*** Begin section ***

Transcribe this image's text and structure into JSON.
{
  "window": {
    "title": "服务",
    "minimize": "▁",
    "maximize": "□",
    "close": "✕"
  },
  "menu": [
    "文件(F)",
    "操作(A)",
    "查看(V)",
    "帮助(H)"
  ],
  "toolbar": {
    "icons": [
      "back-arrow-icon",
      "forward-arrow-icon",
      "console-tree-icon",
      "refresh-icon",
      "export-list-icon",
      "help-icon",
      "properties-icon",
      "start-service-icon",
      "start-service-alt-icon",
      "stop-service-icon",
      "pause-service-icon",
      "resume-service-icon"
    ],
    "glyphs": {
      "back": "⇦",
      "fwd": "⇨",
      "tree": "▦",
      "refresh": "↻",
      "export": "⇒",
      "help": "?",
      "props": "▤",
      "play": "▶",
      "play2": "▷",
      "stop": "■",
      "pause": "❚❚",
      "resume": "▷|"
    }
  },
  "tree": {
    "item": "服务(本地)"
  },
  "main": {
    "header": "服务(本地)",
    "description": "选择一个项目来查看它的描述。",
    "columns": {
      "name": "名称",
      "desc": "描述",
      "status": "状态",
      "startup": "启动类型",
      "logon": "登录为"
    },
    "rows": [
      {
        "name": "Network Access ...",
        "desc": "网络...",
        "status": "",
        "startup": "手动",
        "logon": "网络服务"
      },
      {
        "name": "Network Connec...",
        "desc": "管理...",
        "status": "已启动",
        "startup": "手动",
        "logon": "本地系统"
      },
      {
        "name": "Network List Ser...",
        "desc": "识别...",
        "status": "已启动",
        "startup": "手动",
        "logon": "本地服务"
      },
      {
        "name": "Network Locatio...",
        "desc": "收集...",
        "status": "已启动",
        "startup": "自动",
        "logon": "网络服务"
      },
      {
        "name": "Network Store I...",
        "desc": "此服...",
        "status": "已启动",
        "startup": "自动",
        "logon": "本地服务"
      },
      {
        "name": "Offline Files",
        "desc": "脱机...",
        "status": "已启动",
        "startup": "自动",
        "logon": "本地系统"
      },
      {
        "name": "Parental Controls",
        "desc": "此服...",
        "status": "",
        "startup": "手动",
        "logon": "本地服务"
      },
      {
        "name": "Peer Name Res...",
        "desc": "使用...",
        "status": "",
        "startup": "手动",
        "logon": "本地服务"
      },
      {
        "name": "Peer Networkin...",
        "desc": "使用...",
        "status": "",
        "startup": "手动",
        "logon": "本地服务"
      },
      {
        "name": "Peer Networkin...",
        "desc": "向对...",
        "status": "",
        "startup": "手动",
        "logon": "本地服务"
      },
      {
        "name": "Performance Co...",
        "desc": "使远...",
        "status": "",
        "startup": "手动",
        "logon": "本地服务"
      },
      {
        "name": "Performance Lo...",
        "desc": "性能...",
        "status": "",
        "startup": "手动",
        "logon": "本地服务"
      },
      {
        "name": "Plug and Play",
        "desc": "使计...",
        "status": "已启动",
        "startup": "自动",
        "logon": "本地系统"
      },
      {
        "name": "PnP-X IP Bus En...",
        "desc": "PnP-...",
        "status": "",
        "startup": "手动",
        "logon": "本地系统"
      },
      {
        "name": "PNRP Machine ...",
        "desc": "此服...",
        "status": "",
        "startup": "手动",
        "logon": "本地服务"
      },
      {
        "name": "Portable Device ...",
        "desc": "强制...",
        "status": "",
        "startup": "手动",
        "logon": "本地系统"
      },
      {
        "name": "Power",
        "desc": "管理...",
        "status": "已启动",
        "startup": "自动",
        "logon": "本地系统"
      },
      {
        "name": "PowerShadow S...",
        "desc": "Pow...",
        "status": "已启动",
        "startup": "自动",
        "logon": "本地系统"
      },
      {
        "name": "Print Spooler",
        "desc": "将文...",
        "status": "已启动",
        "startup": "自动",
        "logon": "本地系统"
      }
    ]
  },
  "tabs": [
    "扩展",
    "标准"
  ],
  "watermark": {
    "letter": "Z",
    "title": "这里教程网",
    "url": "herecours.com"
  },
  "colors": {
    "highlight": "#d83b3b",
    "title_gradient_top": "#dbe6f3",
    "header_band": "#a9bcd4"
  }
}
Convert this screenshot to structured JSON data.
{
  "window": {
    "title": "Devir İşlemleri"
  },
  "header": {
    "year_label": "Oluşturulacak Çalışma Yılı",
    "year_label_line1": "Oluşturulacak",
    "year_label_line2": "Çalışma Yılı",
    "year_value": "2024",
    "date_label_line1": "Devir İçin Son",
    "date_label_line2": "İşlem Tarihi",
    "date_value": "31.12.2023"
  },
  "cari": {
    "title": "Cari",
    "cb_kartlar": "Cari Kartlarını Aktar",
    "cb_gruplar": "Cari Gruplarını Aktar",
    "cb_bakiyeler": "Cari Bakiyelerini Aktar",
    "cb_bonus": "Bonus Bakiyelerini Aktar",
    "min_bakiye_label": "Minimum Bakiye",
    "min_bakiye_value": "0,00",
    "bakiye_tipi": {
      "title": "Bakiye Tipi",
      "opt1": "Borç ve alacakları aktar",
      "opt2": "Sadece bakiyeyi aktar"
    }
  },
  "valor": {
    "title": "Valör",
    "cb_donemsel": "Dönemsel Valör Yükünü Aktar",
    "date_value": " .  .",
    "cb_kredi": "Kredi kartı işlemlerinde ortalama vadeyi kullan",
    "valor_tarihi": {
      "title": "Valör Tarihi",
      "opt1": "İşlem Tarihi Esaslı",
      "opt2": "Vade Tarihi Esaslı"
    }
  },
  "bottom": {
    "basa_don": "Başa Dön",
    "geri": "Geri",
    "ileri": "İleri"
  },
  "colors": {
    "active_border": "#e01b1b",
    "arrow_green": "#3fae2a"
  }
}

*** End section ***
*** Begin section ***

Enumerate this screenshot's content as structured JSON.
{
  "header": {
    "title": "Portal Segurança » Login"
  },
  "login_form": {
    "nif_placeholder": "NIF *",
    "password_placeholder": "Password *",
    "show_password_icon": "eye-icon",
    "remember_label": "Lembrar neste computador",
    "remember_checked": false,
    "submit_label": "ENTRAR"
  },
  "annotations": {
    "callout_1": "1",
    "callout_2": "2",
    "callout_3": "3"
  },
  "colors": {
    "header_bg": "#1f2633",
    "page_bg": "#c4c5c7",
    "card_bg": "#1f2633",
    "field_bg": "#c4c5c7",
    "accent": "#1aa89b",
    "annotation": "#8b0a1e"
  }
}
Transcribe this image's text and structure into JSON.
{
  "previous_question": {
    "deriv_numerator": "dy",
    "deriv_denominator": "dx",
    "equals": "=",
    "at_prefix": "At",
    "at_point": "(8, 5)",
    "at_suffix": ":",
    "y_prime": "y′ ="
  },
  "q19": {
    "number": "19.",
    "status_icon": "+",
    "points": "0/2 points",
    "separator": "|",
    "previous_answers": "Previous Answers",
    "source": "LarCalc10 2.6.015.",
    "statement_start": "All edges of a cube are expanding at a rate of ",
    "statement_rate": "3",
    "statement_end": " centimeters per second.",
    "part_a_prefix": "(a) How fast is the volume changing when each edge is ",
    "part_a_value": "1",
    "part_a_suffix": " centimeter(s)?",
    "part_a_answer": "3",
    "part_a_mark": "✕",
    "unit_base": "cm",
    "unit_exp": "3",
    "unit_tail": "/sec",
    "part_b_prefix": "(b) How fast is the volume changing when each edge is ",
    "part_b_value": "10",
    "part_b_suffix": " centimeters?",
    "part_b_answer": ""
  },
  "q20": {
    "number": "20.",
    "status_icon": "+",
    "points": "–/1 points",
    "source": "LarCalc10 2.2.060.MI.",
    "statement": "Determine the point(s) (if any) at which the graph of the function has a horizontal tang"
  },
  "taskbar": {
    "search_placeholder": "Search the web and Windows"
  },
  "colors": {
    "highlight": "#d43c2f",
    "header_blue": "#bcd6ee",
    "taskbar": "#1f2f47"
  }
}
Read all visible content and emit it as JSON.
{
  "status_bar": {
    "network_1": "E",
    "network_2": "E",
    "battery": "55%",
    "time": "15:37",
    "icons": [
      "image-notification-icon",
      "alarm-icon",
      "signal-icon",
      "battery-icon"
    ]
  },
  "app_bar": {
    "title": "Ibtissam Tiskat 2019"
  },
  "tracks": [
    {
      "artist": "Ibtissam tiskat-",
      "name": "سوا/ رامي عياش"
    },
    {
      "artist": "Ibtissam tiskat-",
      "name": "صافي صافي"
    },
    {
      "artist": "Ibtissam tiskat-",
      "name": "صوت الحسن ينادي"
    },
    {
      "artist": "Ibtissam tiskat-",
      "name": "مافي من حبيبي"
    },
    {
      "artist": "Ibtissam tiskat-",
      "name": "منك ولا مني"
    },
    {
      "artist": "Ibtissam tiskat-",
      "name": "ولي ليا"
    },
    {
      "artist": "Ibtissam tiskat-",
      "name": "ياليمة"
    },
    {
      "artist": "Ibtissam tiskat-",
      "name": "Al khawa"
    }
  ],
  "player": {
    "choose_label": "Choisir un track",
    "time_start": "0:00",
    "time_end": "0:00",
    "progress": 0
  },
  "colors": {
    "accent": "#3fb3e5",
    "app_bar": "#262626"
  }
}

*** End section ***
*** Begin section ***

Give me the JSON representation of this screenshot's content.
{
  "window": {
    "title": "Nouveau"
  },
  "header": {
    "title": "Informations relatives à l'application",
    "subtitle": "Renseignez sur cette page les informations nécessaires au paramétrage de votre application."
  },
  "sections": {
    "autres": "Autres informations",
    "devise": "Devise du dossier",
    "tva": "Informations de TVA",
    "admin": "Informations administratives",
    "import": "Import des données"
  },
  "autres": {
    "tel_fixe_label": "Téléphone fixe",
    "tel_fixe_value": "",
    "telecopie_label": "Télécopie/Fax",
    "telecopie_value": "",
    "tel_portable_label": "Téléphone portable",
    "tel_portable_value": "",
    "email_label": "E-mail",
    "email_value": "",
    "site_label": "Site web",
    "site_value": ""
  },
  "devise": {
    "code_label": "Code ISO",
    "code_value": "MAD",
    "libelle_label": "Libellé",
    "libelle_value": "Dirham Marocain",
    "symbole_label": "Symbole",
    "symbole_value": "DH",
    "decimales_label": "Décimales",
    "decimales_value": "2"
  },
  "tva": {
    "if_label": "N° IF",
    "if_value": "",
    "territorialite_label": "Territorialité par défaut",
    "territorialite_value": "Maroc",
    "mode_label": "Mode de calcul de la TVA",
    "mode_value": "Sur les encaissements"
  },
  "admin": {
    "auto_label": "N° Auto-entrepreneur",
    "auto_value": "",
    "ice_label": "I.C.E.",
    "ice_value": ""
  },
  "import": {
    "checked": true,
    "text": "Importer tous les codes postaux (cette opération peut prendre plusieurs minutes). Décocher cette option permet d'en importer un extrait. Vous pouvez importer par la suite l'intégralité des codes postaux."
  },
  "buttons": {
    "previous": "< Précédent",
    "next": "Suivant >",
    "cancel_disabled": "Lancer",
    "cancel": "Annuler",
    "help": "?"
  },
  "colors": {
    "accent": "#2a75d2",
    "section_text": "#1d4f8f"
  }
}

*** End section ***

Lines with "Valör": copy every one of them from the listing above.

    "title": "Valör",
    "cb_donemsel": "Dönemsel Valör Yükünü Aktar",
      "title": "Valör Tarihi",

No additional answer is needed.